• Data for this task
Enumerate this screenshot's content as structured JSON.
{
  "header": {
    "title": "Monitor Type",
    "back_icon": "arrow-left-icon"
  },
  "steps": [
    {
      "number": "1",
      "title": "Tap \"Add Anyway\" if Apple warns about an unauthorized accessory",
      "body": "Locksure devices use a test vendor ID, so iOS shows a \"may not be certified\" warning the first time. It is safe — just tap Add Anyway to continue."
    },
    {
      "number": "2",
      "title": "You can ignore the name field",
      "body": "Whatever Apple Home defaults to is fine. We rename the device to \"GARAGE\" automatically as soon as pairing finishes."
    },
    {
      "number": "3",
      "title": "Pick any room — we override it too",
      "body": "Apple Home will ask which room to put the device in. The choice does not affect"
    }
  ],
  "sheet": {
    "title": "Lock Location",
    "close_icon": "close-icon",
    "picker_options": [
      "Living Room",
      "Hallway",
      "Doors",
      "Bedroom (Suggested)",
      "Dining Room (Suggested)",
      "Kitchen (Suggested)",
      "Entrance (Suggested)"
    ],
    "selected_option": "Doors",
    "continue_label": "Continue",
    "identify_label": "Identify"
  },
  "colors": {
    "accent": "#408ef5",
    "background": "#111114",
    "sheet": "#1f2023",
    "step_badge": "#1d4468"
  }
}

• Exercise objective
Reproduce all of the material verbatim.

• Expected answer
Enumerate this screenshot's content as structured JSON.
{
  "header": {
    "title": "Monitor Type",
    "back_icon": "arrow-left-icon"
  },
  "steps": [
    {
      "number": "1",
      "title": "Tap \"Add Anyway\" if Apple warns about an unauthorized accessory",
      "body": "Locksure devices use a test vendor ID, so iOS shows a \"may not be certified\" warning the first time. It is safe — just tap Add Anyway to continue."
    },
    {
      "number": "2",
      "title": "You can ignore the name field",
      "body": "Whatever Apple Home defaults to is fine. We rename the device to \"GARAGE\" automatically as soon as pairing finishes."
    },
    {
      "number": "3",
      "title": "Pick any room — we override it too",
      "body": "Apple Home will ask which room to put the device in. The choice does not affect"
    }
  ],
  "sheet": {
    "title": "Lock Location",
    "close_icon": "close-icon",
    "picker_options": [
      "Living Room",
      "Hallway",
      "Doors",
      "Bedroom (Suggested)",
      "Dining Room (Suggested)",
      "Kitchen (Suggested)",
      "Entrance (Suggested)"
    ],
    "selected_option": "Doors",
    "continue_label": "Continue",
    "identify_label": "Identify"
  },
  "colors": {
    "accent": "#408ef5",
    "background": "#111114",
    "sheet": "#1f2023",
    "step_badge": "#1d4468"
  }
}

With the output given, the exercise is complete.